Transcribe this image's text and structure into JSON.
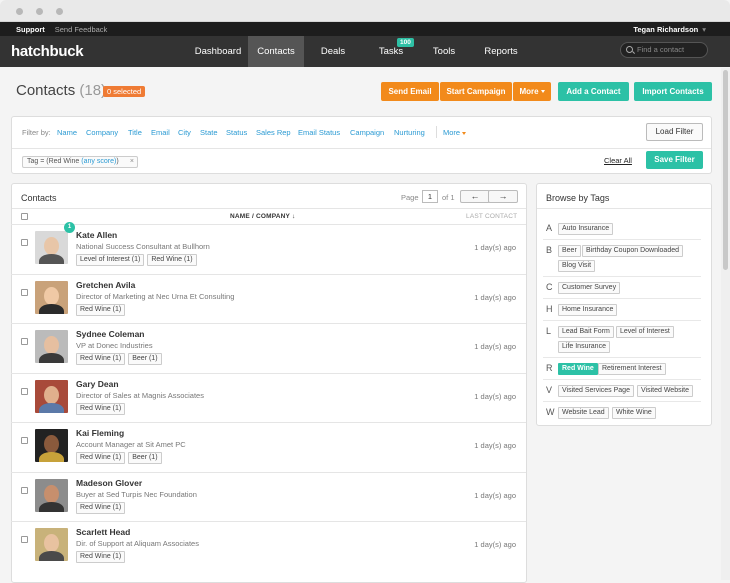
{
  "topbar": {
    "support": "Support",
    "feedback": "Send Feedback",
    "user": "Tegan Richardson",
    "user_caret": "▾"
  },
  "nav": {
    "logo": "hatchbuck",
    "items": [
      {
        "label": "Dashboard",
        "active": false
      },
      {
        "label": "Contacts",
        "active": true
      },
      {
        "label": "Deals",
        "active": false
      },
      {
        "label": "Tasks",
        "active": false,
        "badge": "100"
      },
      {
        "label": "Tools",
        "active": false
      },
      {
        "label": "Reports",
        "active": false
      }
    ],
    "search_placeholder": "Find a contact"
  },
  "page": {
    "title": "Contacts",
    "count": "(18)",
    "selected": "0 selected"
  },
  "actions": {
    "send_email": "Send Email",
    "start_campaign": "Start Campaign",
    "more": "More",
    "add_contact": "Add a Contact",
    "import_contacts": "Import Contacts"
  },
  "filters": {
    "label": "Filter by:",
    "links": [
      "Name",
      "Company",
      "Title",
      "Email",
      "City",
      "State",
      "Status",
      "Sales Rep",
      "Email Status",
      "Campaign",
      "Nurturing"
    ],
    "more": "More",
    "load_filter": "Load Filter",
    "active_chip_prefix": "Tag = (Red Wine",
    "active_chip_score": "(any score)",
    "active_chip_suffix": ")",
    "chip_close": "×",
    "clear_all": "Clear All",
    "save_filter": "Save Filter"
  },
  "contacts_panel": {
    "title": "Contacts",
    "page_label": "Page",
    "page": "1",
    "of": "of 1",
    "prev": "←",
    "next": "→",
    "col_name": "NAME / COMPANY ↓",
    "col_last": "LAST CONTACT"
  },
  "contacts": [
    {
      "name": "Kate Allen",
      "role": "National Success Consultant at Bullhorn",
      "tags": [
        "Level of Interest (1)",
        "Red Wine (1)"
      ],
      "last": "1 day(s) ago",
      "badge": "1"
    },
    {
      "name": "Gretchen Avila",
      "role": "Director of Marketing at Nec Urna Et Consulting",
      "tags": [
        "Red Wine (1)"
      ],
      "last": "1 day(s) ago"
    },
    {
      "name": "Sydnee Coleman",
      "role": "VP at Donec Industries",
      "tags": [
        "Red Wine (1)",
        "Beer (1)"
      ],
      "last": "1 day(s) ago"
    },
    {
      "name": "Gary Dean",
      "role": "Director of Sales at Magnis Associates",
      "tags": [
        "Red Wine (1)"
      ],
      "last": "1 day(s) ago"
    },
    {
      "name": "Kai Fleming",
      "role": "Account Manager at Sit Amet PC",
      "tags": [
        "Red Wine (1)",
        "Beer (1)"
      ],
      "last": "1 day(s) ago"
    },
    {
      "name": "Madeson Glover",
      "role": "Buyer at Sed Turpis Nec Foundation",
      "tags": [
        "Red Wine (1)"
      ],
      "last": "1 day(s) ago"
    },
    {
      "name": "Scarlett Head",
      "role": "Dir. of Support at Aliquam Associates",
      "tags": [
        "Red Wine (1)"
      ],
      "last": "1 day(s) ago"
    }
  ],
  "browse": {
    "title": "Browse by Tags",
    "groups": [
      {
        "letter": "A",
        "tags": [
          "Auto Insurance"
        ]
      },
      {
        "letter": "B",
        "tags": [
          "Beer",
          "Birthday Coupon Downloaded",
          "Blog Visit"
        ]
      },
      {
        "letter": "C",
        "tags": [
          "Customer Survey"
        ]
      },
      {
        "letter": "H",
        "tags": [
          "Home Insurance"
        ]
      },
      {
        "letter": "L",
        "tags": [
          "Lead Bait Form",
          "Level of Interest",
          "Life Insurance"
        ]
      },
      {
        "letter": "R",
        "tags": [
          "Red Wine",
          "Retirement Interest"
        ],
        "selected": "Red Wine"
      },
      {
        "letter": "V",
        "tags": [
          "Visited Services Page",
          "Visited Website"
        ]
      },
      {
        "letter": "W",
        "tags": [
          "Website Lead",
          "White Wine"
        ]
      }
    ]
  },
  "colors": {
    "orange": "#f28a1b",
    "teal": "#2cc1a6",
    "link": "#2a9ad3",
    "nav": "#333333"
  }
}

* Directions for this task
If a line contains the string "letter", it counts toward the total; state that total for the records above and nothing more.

* Answer for the task
8